Teens and their parents came to the meeting to voice support for the proposal, which the Mihevcs hope to have up and running by November or December. The McHenry City Council will consider the plan at its 7 p.m. Oct. 16 meeting at the McHenry Municipal Center, 333 Green St., McHenry.
The two-story, 4,880-square-foot building is centrally located, less than a mile from both McHenry High School campuses and close to a bike path and park. Programming will be free and open to students in sixth through 12th grades.
Kyla Henige, 14, said that for her, the benefit would be the ability to connect with students of all ages and learn how to collaborate with diverse age groups and new people.
“It’s going to be good to learn those life lessons we need to know,” she said. “And to get to work with kids younger and older will help us get that experience, so when it comes to school time or outside school, you really have that real true experience of working with other kids.”
The center will operate on a nonprofit, volunteer-run basis and will include an on-site, student-run used bookstore. The profits from the 700-square-foot retail portion of the space will go back to operating costs, Mihevc said. Ignite Teen Center will offer academic, life and interest, health and wellness, and social and service project opportunities and programming. Hours are planned from 2:30 to 6 p.m. Monday through Friday with select evening and weekend courses, according to planning documents.
McHenry School District 156 parent and former teacher Barb Sharpe said that she has seen how mentorships can influence teens’ lives.
“I have seen a lot of kids that need mentors in their life,” she said. “For me, when I see that kids have a parent or a mentor, someone that really cares, it makes a difference in their life. It changes how they are in school and in their personal life. … I think it’s a needed thing these days.”
Fellow District 156 parent Sue Kaspar said that she wanted a place where her teenager could spend time with people who have similar values and escape negative pressure.

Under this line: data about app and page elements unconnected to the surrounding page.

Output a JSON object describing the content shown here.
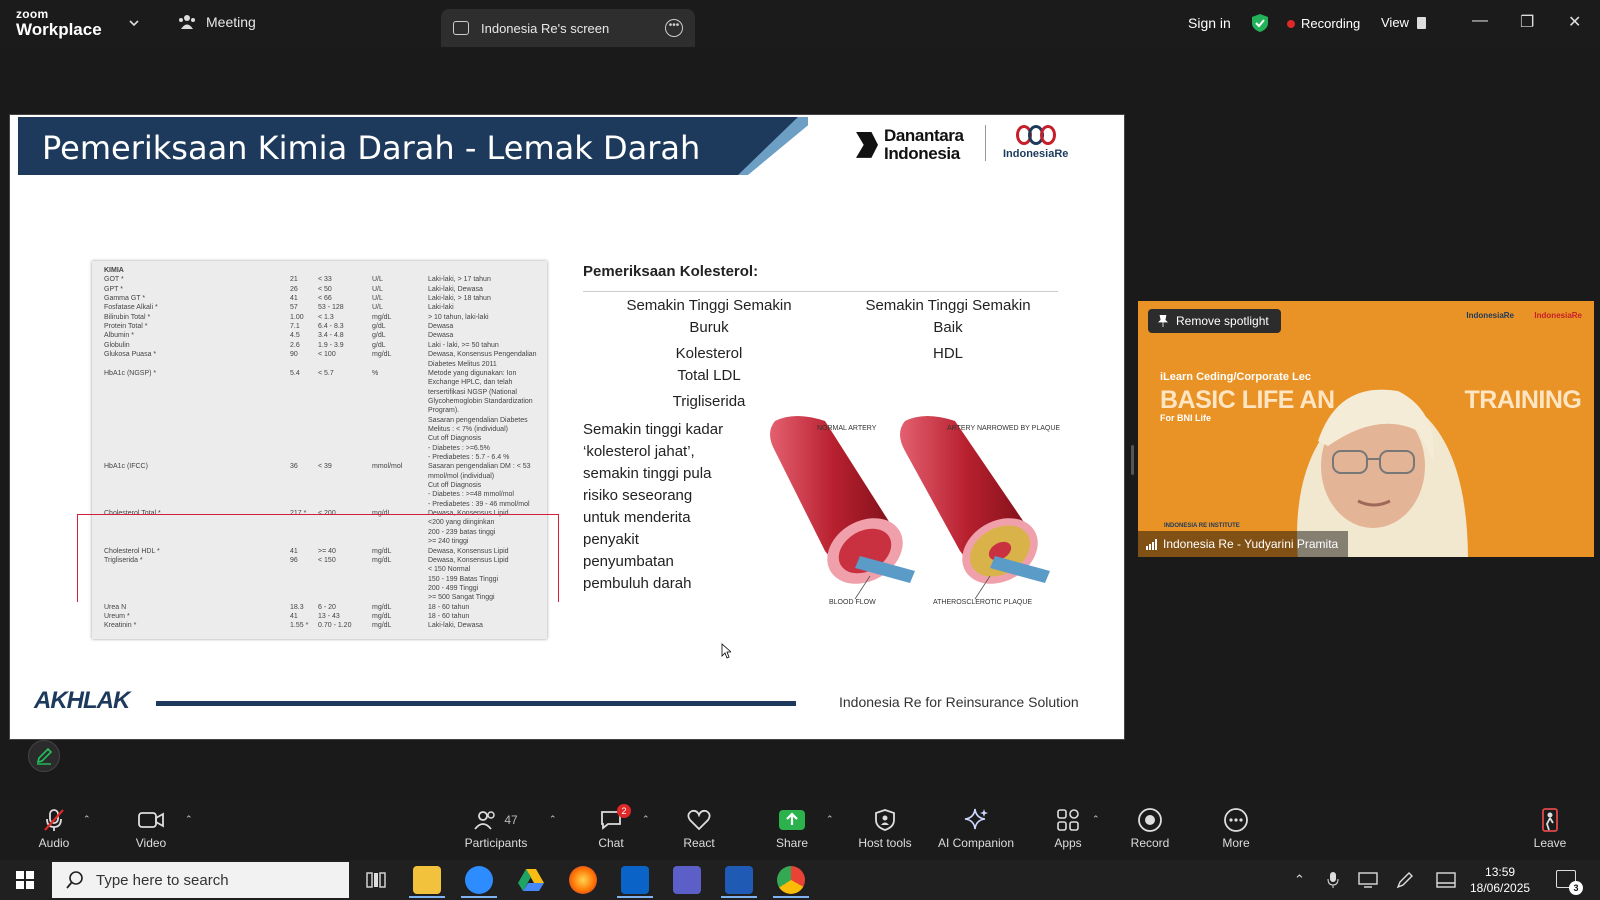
{
  "app": {
    "brand_top": "zoom",
    "brand_bottom": "Workplace"
  },
  "titlebar": {
    "meeting_tab": "Meeting",
    "screen_tab": "Indonesia Re's screen",
    "sign_in": "Sign in",
    "recording": "Recording",
    "view": "View"
  },
  "slide": {
    "title": "Pemeriksaan Kimia Darah - Lemak Darah",
    "logo1": "Danantara Indonesia",
    "logo2": "IndonesiaRe",
    "lab_rows": [
      [
        "KIMIA",
        "",
        "",
        "",
        ""
      ],
      [
        "GOT *",
        "21",
        "< 33",
        "U/L",
        "Laki-laki, > 17 tahun"
      ],
      [
        "GPT *",
        "26",
        "< 50",
        "U/L",
        "Laki-laki, Dewasa"
      ],
      [
        "Gamma GT *",
        "41",
        "< 66",
        "U/L",
        "Laki-laki, > 18 tahun"
      ],
      [
        "Fosfatase Alkali *",
        "57",
        "53 - 128",
        "U/L",
        "Laki-laki"
      ],
      [
        "Bilirubin Total *",
        "1.00",
        "< 1.3",
        "mg/dL",
        "> 10 tahun, laki-laki"
      ],
      [
        "Protein Total *",
        "7.1",
        "6.4 - 8.3",
        "g/dL",
        "Dewasa"
      ],
      [
        "Albumin *",
        "4.5",
        "3.4 - 4.8",
        "g/dL",
        "Dewasa"
      ],
      [
        "Globulin",
        "2.6",
        "1.9 - 3.9",
        "g/dL",
        "Laki - laki, >= 50 tahun"
      ],
      [
        "Glukosa Puasa *",
        "90",
        "< 100",
        "mg/dL",
        "Dewasa, Konsensus Pengendalian"
      ],
      [
        "",
        "",
        "",
        "",
        "Diabetes Melitus 2011"
      ],
      [
        "HbA1c (NGSP) *",
        "5.4",
        "< 5.7",
        "%",
        "Metode yang digunakan: Ion"
      ],
      [
        "",
        "",
        "",
        "",
        "Exchange HPLC, dan telah"
      ],
      [
        "",
        "",
        "",
        "",
        "tersertifikasi NGSP (National"
      ],
      [
        "",
        "",
        "",
        "",
        "Glycohemoglobin Standardization"
      ],
      [
        "",
        "",
        "",
        "",
        "Program)."
      ],
      [
        "",
        "",
        "",
        "",
        "Sasaran pengendalian Diabetes"
      ],
      [
        "",
        "",
        "",
        "",
        "Melitus : < 7% (individual)"
      ],
      [
        "",
        "",
        "",
        "",
        "Cut off Diagnosis"
      ],
      [
        "",
        "",
        "",
        "",
        "- Diabetes : >=6.5%"
      ],
      [
        "",
        "",
        "",
        "",
        "- Prediabetes : 5.7 - 6.4 %"
      ],
      [
        "HbA1c (IFCC)",
        "36",
        "< 39",
        "mmol/mol",
        "Sasaran pengendalian DM : < 53"
      ],
      [
        "",
        "",
        "",
        "",
        "mmol/mol (individual)"
      ],
      [
        "",
        "",
        "",
        "",
        "Cut off Diagnosis"
      ],
      [
        "",
        "",
        "",
        "",
        "- Diabetes : >=48 mmol/mol"
      ],
      [
        "",
        "",
        "",
        "",
        "- Prediabetes : 39 - 46 mmol/mol"
      ],
      [
        "Cholesterol Total *",
        "217 *",
        "< 200",
        "mg/dL",
        "Dewasa, Konsensus Lipid"
      ],
      [
        "",
        "",
        "",
        "",
        "<200 yang diinginkan"
      ],
      [
        "",
        "",
        "",
        "",
        "200 - 239 batas tinggi"
      ],
      [
        "",
        "",
        "",
        "",
        ">= 240 tinggi"
      ],
      [
        "Cholesterol HDL *",
        "41",
        ">= 40",
        "mg/dL",
        "Dewasa, Konsensus Lipid"
      ],
      [
        "Trigliserida *",
        "96",
        "< 150",
        "mg/dL",
        "Dewasa, Konsensus Lipid"
      ],
      [
        "",
        "",
        "",
        "",
        "< 150 Normal"
      ],
      [
        "",
        "",
        "",
        "",
        "150 - 199 Batas Tinggi"
      ],
      [
        "",
        "",
        "",
        "",
        "200 - 499 Tinggi"
      ],
      [
        "",
        "",
        "",
        "",
        ">= 500 Sangat Tinggi"
      ],
      [
        "Urea N",
        "18.3",
        "6 - 20",
        "mg/dL",
        "18 - 60 tahun"
      ],
      [
        "Ureum *",
        "41",
        "13 - 43",
        "mg/dL",
        "18 - 60 tahun"
      ],
      [
        "Kreatinin *",
        "1.55 *",
        "0.70 - 1.20",
        "mg/dL",
        "Laki-laki, Dewasa"
      ]
    ],
    "kolesterol_title": "Pemeriksaan Kolesterol:",
    "col_left": {
      "head1": "Semakin Tinggi Semakin",
      "head2": "Buruk",
      "i1": "Kolesterol",
      "i2": "Total LDL",
      "i3": "Trigliserida"
    },
    "col_right": {
      "head1": "Semakin Tinggi Semakin",
      "head2": "Baik",
      "i1": "HDL"
    },
    "desc": [
      "Semakin tinggi kadar",
      "‘kolesterol jahat’,",
      "semakin tinggi pula",
      "risiko seseorang",
      "untuk menderita",
      "penyakit",
      "penyumbatan",
      "pembuluh darah"
    ],
    "artery": {
      "normal": "NORMAL ARTERY",
      "narrowed": "ARTERY NARROWED BY PLAQUE",
      "flow": "BLOOD FLOW",
      "plaque": "ATHEROSCLEROTIC PLAQUE"
    },
    "footer_left": "AKHLAK",
    "footer_right": "Indonesia Re for Reinsurance Solution"
  },
  "participant": {
    "spotlight_btn": "Remove spotlight",
    "banner_top": "iLearn Ceding/Corporate Lec",
    "banner_big": "BASIC LIFE AN",
    "banner_big2": "TRAINING",
    "banner_sub": "For BNI Life",
    "logo_a": "IndonesiaRe",
    "logo_b": "IndonesiaRe",
    "institute": "INDONESIA RE INSTITUTE",
    "name": "Indonesia Re - Yudyarini Pramita"
  },
  "toolbar": {
    "audio": "Audio",
    "video": "Video",
    "participants": "Participants",
    "participants_count": "47",
    "chat": "Chat",
    "chat_badge": "2",
    "react": "React",
    "share": "Share",
    "host_tools": "Host tools",
    "ai_companion": "AI Companion",
    "apps": "Apps",
    "record": "Record",
    "more": "More",
    "leave": "Leave"
  },
  "taskbar": {
    "search_placeholder": "Type here to search",
    "time": "13:59",
    "date": "18/06/2025",
    "notif": "3"
  },
  "colors": {
    "brand_navy": "#1d3a5c",
    "highlight_red": "#d2203a",
    "tile_orange": "#e99225",
    "share_green": "#2bb24c"
  }
}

“Even if they aren’t mentoring each other necessarily, it gives them a place where they have relatively the same values,” she said. “It gives them a safe zone where it is OK to be who they are and not fall into all those stressors and peer pressure-type draws.”